> **TASK BRIEF**
In the records below, copy the line that contains "Give me the" and each line after it, word for word, through the last.

[Stored records]
================================
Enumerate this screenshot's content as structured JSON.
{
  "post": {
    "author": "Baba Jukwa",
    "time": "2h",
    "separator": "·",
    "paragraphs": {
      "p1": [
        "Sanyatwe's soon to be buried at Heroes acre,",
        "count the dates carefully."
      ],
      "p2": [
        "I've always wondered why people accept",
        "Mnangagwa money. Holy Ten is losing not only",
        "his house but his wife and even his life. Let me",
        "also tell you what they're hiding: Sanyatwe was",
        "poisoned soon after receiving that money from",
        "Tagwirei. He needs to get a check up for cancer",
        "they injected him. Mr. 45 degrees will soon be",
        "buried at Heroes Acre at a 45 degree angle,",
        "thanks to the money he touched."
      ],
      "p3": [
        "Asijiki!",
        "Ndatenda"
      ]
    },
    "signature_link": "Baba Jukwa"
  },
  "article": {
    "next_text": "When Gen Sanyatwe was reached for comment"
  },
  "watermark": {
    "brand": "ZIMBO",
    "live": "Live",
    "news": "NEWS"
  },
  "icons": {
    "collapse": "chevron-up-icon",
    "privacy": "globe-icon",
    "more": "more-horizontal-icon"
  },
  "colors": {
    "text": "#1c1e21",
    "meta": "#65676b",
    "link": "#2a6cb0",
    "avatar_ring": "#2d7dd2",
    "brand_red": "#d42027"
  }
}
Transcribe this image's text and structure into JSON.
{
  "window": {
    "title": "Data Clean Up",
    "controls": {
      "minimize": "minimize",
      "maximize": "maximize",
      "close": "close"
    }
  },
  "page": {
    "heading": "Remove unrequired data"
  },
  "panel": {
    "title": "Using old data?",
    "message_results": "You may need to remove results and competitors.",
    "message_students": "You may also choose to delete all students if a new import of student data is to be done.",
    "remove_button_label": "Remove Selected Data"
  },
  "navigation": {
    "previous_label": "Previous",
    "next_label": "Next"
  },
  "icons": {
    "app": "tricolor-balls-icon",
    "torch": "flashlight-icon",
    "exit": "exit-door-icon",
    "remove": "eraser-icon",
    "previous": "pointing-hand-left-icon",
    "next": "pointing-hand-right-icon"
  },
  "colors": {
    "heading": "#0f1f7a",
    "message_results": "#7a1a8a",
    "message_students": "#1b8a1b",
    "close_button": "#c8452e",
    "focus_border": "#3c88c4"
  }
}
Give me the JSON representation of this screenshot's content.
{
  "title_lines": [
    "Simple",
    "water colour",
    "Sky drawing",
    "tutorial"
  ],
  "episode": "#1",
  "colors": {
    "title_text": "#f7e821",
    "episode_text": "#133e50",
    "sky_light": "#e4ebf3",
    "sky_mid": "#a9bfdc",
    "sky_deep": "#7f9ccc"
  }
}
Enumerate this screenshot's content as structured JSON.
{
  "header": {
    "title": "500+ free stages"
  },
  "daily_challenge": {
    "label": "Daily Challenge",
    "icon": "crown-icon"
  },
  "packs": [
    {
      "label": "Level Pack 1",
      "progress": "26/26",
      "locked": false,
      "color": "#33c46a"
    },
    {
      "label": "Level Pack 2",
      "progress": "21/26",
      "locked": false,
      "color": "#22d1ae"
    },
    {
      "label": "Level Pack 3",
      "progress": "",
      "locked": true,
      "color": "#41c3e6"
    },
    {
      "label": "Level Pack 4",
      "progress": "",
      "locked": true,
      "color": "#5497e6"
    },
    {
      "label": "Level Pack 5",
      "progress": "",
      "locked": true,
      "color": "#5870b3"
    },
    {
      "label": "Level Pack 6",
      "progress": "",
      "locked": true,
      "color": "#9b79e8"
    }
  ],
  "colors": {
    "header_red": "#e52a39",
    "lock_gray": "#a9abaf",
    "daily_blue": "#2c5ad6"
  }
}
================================
> **RESPONSE TO THIS TASK**
Give me the JSON representation of this screenshot's content.
{
  "title_lines": [
    "Simple",
    "water colour",
    "Sky drawing",
    "tutorial"
  ],
  "episode": "#1",
  "colors": {
    "title_text": "#f7e821",
    "episode_text": "#133e50",
    "sky_light": "#e4ebf3",
    "sky_mid": "#a9bfdc",
    "sky_deep": "#7f9ccc"
  }
}
Enumerate this screenshot's content as structured JSON.
{
  "header": {
    "title": "500+ free stages"
  },
  "daily_challenge": {
    "label": "Daily Challenge",
    "icon": "crown-icon"
  },
  "packs": [
    {
      "label": "Level Pack 1",
      "progress": "26/26",
      "locked": false,
      "color": "#33c46a"
    },
    {
      "label": "Level Pack 2",
      "progress": "21/26",
      "locked": false,
      "color": "#22d1ae"
    },
    {
      "label": "Level Pack 3",
      "progress": "",
      "locked": true,
      "color": "#41c3e6"
    },
    {
      "label": "Level Pack 4",
      "progress": "",
      "locked": true,
      "color": "#5497e6"
    },
    {
      "label": "Level Pack 5",
      "progress": "",
      "locked": true,
      "color": "#5870b3"
    },
    {
      "label": "Level Pack 6",
      "progress": "",
      "locked": true,
      "color": "#9b79e8"
    }
  ],
  "colors": {
    "header_red": "#e52a39",
    "lock_gray": "#a9abaf",
    "daily_blue": "#2c5ad6"
  }
}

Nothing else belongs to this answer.